Earlier in this opinion, this court addressed the question of defendants' negligence and determined that it was a cause-in-fact of Darryl's injuries. As such, it is actionable negligence and a finding that another cause contributed to the harm will not relieve defendants of their liability thereunder. Kalmn, supra. Therefore, this argument is without merit.
Plaintiff's Assignments of Error 1 and 2
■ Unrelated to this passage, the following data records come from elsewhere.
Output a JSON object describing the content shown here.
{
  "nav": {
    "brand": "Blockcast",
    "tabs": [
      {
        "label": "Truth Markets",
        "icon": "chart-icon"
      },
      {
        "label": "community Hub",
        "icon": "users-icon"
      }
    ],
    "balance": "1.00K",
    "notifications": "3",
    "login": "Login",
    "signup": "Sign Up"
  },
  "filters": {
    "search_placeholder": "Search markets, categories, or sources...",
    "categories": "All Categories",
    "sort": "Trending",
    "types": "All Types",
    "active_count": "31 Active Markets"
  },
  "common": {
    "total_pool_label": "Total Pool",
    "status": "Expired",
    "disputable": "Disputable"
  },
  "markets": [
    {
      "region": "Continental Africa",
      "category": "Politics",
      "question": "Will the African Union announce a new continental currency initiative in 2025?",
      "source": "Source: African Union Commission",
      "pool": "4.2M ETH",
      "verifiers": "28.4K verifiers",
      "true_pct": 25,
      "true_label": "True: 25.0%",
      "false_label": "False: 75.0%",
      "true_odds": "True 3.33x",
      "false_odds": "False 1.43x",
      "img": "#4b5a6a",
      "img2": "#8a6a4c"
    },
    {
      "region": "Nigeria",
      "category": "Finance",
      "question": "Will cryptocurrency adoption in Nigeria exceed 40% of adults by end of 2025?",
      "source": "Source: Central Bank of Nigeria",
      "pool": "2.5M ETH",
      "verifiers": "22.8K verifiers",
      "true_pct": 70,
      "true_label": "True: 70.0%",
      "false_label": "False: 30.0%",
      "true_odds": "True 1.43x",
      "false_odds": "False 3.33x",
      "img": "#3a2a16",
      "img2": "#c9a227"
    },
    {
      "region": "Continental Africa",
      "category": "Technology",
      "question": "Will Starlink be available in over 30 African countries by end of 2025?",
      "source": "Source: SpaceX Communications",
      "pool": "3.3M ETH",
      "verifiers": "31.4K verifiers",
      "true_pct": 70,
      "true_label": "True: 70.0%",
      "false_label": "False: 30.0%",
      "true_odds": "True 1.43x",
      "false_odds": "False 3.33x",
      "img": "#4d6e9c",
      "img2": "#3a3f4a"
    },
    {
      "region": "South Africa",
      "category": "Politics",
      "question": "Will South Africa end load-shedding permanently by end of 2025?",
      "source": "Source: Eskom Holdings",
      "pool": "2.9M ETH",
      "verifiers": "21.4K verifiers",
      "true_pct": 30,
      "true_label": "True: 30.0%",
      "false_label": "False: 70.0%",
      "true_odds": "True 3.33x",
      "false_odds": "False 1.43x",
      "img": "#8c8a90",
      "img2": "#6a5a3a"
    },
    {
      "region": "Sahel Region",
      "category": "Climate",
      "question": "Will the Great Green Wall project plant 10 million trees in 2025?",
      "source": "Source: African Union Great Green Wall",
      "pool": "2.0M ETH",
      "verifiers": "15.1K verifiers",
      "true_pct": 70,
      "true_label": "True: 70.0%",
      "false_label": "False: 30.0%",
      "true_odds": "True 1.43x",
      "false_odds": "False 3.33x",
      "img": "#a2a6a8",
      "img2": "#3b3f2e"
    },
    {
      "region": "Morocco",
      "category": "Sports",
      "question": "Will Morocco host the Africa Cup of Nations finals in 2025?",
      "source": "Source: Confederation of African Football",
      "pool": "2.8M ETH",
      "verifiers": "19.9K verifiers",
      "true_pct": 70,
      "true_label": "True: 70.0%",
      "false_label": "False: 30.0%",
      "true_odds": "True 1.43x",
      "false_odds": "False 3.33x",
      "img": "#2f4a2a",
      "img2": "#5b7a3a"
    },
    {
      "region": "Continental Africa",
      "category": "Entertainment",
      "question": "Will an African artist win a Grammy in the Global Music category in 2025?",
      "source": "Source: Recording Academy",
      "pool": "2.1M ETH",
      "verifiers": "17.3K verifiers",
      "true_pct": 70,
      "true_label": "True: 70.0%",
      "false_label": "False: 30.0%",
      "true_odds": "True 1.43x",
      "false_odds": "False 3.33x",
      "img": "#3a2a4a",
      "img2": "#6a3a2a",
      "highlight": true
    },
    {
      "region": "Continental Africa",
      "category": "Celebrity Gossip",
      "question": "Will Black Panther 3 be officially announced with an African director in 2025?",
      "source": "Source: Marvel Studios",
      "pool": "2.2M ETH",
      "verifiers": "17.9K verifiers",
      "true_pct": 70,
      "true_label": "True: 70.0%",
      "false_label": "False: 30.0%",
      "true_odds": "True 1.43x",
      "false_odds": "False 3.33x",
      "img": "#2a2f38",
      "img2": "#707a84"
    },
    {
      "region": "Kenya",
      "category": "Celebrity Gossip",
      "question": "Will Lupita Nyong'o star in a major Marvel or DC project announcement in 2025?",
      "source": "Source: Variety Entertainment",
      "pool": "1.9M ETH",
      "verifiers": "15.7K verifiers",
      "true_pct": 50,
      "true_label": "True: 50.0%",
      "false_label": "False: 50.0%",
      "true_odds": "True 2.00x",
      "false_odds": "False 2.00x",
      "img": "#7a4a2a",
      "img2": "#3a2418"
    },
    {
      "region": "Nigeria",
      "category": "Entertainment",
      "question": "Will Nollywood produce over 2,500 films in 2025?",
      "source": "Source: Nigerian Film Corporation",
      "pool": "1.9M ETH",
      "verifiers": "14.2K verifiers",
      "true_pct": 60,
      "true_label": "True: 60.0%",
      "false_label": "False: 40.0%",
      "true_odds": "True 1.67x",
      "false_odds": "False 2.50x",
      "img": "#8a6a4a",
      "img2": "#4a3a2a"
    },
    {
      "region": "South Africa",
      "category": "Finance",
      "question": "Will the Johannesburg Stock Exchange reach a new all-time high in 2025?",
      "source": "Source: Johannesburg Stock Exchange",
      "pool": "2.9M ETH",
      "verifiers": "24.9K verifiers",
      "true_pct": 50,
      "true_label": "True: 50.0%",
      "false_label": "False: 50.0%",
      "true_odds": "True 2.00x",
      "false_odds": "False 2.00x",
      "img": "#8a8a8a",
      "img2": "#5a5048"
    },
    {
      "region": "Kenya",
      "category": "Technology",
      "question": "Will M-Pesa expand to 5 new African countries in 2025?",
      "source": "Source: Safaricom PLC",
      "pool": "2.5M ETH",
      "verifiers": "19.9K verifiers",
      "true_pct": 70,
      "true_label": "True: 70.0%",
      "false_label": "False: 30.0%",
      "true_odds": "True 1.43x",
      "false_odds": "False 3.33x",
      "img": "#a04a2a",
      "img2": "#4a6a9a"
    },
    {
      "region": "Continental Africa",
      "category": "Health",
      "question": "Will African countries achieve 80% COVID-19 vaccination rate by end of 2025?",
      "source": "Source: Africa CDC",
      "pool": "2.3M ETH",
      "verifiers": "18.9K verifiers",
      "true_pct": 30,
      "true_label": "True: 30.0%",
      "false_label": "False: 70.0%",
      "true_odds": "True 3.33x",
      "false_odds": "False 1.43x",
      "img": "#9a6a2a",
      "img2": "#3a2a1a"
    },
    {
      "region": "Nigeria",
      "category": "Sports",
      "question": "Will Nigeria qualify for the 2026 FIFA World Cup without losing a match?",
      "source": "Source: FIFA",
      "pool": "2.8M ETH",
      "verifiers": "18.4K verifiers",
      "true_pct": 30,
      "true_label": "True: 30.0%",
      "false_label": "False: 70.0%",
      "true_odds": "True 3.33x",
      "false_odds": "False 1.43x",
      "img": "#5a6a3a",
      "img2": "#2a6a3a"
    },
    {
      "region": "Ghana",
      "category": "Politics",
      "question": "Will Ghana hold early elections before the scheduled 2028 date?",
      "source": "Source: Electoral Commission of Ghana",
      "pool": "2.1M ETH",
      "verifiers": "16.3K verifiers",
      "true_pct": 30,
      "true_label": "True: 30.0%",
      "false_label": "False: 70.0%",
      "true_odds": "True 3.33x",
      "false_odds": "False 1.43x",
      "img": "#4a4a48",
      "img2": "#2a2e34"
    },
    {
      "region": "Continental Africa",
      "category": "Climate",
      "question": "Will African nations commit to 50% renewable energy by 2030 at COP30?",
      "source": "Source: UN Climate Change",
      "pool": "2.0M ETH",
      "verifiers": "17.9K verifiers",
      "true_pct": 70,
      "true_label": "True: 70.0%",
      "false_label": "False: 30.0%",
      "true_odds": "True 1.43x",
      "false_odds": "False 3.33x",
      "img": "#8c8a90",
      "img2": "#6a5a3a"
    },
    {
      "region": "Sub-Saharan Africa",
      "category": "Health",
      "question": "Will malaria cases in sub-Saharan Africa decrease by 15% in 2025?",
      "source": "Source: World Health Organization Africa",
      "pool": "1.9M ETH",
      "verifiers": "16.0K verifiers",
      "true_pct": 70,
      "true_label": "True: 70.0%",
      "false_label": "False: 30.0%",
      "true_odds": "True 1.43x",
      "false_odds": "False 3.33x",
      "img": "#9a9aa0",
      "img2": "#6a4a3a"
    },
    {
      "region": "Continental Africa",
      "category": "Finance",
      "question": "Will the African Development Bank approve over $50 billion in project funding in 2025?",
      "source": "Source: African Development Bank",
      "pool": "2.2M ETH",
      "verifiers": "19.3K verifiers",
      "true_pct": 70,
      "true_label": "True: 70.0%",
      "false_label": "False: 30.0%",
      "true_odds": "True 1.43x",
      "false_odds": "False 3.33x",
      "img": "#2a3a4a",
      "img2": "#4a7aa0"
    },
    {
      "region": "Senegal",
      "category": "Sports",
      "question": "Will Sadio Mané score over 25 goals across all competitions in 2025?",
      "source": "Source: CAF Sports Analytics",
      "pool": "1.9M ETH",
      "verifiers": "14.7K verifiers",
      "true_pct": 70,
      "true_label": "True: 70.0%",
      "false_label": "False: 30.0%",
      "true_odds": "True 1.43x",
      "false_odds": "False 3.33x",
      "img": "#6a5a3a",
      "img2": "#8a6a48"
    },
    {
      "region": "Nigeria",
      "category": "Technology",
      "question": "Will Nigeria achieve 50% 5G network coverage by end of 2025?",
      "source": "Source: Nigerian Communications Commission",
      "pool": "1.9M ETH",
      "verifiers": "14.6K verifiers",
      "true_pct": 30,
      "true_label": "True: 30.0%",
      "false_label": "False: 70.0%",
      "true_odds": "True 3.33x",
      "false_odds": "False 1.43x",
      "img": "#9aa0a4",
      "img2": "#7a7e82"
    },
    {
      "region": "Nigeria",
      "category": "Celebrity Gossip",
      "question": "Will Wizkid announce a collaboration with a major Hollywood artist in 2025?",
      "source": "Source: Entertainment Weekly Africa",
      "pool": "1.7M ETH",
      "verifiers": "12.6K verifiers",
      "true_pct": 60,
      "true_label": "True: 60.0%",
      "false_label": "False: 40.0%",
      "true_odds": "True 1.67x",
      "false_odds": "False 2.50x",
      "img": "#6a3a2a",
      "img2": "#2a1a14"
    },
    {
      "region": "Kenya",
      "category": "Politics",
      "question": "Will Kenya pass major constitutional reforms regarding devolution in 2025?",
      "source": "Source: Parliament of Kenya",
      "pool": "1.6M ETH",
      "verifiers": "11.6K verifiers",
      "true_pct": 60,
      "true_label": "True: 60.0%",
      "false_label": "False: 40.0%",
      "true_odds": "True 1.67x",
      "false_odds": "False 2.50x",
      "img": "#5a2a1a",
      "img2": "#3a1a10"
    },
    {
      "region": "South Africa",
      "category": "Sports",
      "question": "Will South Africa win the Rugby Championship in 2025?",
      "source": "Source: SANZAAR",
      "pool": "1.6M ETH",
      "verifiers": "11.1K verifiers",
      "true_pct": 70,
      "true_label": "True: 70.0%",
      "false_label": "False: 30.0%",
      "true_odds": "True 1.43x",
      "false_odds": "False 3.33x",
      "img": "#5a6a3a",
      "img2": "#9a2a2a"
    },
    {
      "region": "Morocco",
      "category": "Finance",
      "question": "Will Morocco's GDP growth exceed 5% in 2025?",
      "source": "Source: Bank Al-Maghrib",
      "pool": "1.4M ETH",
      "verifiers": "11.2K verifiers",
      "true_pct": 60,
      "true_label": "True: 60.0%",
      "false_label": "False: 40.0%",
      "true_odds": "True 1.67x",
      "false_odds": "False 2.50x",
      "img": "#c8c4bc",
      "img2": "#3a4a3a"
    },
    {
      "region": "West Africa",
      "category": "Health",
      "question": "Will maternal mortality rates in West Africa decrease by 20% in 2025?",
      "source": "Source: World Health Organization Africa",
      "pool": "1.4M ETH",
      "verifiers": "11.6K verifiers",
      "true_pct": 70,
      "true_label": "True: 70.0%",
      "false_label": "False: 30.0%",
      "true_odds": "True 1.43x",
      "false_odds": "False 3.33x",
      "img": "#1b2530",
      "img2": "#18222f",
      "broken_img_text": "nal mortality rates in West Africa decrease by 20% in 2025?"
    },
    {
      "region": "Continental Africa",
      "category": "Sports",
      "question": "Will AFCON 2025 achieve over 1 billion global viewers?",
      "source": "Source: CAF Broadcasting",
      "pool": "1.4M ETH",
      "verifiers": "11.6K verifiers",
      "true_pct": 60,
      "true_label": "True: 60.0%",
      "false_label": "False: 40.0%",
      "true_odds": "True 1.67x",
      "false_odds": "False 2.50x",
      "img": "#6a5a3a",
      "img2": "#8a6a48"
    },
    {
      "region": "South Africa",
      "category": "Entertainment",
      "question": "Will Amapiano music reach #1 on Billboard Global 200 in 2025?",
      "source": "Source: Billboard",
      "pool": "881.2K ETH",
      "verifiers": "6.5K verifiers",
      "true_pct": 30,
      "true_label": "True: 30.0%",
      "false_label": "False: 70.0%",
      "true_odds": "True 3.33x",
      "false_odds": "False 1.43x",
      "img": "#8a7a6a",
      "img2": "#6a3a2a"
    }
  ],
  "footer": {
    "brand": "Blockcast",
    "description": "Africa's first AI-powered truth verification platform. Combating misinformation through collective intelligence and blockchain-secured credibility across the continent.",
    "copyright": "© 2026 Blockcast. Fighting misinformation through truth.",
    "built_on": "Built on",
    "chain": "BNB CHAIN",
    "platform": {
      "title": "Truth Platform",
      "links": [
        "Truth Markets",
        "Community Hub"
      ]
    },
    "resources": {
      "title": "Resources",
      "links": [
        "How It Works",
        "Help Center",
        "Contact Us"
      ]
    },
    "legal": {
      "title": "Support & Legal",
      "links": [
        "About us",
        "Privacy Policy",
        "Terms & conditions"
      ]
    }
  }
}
Plaintiff contends the trial court erred in failing to hold the defendants strictly liable under L.S.A.C.C. art. 2695. Assuming, arguendo, that defendants are liable under this article, plaintiff's recovery would still be barred. Contributory negligence is a bar to recovery under a negligence theory of liability and under the liability of La.C.C. art. 2695 where it is shown that the lessee knew of the defect, the premises could be safely used with the use of reasonable care, and the lessee failed to exercise that standard of care. Renfro v. South Coast Corporation, 374 So.2d 122 (La.App. 1st Cir. 1979). In the present case, the evidence establishes that Mrs. Brady knew of the dangerous situation and chose to ignore it. She failed to install window guards on the window. Further, she did not attempt in any way to block Darryl's access to the window by placing chairs or other objects of furniture in front of it. Had she exercised such precautions, the premises may have been safely occupied. This inaction on the part of Mrs. Brady was deemed by the lower court to constitute contributory negligence. We find no manifest error in this conclusion. Therefore, the trial court was correct in denying Mrs. Brady recovery for medical expenses.
Plaintiff's Assignment of Error No. 3
Lastly, plaintiff contends the trial court erred in failing to conclude that Darryl was permanently and psychologically scarred from the accident and in failing to award damages therefor. The trial court found that the medical evidence failed to establish this contention. The record supports the trial court's conclusion.
Dr. William Fisher, Jr., neurosurgeon, noted that Darryl's neurologic examination was normal, there were no cranial nerve deficits, and the optic discs were normal. There was no motor or sensory loss. An A. C. T. scan of the brain was performed which proved normal as were the skull films. Also, an electroencephalogram was performed which showed normal results.
Dr. Robert Barnes, psychiatrist, saw Darryl in November of 1980. He concluded from his interview that it was not clear whether Darryl was suffering from a mild behavioral disturbance or whether he was suffering from some form of minimal brain damage. Thus, plaintiff's third argument is unsubstantiated.
Defendants cite Yates v. Tessier, 5 La.App. 214, (2nd Cir. 1926) which they allege to be factually identical to the case at hand. Such is not the case. In Yates, supra, the window was an ordinary window and not the French-door type as in the instant case. The Yates knew the window was hinged at the top and was unfastened at the bottom. It was inaccessible by the child without the assistance of the parents. The parents placed a bed even with the window and then placed the child on the bed. Given the facts in Yates, supra, it cannot be said that the landlord should have reasonably foreseen the accident.
In light of the foregoing, the trial court's judgment should be affirmed in all respects. Appellants are to pay all costs.